Little is known about what actually precipitates the onset of SED, although there does appear to be a genetic link in many cases (it tends to run in families, in other words). But simply establishing the existence of genetic factors does not explain why specific children will come down with this disorder while their siblings will remain unaffected. SED does manifest more frequently in those who also suffer from some type of gastrointestinal or swallowing disorder, however, and it also tends to co-occur with OCD and autism spectrum disorder, which would seem to suggest that the existence of other mental or physical health problems may be responsible for the expression of SED symptoms in those who carry a genetic predisposition for this condition. But at this stage, most of what can be said about selective eating disorder is based on anecdotal testimony collected from adult SED sufferers or the parents of children who have been afflicted, which means that our understanding of this illness is still somewhat speculative and theoretical.
Because of the shame and embarrassment they feel, SED sufferers usually go to great lengths to hide their behavior from others. They will try to avoid any social situation that involves eating, even when the only ones present are trusted friends or family, and the thought of dining out at a restaurant or in any other public setting fills them with feelings of horror and dread. This avoidance behavior and the anxiety that accompanies it are a burden SED sufferers must carry in addition to the health risks associated with their poor nutritional practices (it is almost unheard of for SED victims to eat only fruits or vegetables), and being forced to constantly hide the truth about their eating habits from others no doubt puts an enormous amount of destructive psychological strain on people whose health is already being gradually eroded away by the lack of balance in their diets.

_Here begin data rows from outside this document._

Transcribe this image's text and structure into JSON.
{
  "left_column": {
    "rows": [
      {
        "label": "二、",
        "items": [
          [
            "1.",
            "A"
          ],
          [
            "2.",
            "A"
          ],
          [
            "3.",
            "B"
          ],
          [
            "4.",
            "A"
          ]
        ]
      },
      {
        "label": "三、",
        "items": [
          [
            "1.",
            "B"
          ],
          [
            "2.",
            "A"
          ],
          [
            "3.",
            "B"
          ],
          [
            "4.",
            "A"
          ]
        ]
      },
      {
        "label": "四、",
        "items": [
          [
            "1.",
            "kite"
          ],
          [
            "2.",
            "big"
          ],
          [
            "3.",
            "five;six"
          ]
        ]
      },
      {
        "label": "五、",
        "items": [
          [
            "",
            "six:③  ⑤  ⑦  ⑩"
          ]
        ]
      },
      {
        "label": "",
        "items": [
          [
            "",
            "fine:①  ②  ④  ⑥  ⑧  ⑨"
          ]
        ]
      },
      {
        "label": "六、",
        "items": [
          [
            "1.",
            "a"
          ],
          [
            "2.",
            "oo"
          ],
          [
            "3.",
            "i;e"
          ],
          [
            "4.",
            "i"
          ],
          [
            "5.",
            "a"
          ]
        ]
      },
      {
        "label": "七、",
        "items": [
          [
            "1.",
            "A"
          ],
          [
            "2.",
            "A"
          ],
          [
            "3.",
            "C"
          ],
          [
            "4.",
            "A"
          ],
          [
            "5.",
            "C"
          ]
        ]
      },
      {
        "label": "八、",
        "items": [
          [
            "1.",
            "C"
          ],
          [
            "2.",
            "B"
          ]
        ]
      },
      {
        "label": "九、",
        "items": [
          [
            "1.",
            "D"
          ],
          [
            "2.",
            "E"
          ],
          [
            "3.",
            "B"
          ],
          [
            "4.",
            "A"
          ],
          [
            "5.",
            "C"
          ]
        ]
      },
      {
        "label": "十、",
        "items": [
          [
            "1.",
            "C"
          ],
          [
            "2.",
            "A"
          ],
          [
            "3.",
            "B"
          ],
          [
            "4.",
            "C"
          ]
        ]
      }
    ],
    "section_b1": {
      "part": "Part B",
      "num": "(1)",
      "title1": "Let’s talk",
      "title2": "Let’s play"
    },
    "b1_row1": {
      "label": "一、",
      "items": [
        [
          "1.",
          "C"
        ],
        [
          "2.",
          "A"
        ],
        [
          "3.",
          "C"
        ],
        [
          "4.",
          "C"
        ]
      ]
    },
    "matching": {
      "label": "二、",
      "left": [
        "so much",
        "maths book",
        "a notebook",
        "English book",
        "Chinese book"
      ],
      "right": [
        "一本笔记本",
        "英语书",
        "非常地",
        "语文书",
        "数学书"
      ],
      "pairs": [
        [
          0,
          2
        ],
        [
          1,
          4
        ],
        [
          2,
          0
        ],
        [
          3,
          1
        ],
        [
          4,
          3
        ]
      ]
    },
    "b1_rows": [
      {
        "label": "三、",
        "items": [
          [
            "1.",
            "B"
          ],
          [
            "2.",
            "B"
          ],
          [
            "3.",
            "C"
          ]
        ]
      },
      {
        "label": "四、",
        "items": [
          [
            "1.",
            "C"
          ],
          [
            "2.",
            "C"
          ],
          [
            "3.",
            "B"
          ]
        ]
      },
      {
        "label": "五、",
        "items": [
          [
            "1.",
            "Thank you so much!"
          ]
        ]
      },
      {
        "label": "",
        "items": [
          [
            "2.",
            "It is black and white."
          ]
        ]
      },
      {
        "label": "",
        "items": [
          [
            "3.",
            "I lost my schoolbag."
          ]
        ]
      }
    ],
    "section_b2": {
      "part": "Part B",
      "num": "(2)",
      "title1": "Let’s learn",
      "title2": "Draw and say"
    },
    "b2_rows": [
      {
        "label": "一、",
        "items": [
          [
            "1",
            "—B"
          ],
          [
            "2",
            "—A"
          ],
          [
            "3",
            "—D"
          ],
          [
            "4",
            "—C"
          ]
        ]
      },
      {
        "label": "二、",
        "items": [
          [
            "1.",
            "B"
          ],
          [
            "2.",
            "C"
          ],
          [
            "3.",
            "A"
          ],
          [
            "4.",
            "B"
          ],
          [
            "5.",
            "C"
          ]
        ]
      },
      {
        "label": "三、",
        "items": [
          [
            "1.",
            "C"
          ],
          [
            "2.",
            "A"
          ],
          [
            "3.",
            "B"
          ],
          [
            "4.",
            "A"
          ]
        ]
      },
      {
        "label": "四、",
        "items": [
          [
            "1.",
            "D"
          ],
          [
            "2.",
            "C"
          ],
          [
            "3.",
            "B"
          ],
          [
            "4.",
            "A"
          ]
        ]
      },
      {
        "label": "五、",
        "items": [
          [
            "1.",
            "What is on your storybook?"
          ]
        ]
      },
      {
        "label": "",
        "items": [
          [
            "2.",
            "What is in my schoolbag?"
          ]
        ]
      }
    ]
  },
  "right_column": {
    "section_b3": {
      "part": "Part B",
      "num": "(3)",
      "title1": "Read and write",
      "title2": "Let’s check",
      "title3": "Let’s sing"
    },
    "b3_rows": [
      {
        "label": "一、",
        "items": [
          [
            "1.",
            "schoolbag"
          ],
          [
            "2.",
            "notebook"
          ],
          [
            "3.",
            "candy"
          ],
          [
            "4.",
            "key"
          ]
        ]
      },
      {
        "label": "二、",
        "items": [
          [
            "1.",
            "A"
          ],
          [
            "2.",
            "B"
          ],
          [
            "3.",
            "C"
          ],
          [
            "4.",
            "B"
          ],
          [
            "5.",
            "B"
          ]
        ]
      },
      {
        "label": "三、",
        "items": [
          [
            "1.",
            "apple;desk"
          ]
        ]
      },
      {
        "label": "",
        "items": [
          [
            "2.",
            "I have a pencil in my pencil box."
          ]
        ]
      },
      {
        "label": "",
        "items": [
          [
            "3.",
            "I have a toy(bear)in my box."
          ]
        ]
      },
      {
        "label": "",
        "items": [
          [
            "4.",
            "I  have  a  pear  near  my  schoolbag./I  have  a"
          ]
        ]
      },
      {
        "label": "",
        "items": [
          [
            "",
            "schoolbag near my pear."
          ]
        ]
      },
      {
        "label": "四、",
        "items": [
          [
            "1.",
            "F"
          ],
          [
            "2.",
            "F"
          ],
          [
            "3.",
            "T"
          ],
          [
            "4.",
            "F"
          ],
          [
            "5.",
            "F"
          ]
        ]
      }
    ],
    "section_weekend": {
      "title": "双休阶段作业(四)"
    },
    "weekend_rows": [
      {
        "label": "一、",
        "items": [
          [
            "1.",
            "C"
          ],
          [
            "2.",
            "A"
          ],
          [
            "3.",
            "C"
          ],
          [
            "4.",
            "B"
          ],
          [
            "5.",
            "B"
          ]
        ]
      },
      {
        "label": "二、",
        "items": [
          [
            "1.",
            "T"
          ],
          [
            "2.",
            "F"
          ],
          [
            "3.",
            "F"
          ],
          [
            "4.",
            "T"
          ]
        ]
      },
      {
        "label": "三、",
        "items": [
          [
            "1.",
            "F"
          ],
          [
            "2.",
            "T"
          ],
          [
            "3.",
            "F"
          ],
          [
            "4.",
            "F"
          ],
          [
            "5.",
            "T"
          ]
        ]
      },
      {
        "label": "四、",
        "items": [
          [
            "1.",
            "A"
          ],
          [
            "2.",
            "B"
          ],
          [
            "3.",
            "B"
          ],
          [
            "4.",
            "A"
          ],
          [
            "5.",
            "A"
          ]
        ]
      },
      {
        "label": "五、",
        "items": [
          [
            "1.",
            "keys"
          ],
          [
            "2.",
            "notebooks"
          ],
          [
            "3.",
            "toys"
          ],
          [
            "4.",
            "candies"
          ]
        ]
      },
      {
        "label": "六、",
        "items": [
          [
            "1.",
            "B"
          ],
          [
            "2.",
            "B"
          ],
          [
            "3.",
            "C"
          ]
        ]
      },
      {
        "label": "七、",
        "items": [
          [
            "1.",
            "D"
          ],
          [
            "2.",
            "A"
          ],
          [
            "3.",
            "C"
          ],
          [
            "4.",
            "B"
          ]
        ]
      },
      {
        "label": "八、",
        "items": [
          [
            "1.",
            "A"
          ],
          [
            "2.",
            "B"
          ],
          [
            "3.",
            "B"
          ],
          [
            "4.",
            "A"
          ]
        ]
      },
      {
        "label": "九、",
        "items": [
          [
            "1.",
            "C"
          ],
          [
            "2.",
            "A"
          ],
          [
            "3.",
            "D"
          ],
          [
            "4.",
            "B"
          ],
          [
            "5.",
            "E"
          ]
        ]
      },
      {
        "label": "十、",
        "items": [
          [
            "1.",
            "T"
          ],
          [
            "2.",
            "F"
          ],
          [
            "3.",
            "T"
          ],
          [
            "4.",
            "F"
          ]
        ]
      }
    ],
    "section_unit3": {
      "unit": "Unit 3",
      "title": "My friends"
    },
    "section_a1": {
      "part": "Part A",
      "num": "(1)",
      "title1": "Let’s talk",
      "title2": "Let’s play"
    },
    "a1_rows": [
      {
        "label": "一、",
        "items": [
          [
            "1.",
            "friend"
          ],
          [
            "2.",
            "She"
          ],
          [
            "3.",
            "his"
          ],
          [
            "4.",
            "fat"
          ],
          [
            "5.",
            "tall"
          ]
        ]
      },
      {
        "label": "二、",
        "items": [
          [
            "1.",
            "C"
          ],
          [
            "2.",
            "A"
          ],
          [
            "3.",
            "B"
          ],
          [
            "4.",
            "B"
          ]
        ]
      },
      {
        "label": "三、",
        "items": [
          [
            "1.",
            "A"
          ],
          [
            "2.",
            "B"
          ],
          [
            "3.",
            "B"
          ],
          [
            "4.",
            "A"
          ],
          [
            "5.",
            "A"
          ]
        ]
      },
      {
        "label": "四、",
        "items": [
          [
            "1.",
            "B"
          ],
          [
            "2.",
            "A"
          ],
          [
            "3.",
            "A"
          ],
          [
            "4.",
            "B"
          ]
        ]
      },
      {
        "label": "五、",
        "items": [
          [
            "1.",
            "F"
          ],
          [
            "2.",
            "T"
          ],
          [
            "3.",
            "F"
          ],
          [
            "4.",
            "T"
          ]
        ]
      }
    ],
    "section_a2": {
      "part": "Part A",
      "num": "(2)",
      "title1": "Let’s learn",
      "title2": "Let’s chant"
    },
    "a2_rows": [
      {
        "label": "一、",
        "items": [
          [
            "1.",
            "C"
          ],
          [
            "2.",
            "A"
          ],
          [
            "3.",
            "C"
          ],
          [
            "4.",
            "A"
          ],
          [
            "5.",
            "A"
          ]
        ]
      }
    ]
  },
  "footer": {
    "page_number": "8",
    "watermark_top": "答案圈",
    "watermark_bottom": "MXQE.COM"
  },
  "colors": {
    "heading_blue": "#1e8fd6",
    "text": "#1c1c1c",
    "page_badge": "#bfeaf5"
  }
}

You Are What You Don’t Eat
Even though specific treatment options for SED are somewhat limited, due to the lack of research and the fact that most psychiatrists and psychologists simply aren’t that familiar with this disorder, any parent whose child is showing signs of extreme picky eating should consult with a child psychologist to get feedback and advice. Adults suffering from the symptoms of SED should also seek guidance from a mental health professional, and they should also schedule regular checkups with their doctors to make sure that their physical health is not being damaged by their poor dietary habits.
Now that the DSM-5 has officially acknowledged the existence of Selective Eating Disorder, we can only hope that awareness about this condition will increase and more medical research dollars will be invested to study it in-depth. But if victims of SED are willing to come forward and talk about their experiences with medical professionals and therapists right now, this will do much to help bring this unfortunate disorder out of the shadows and into the light of day.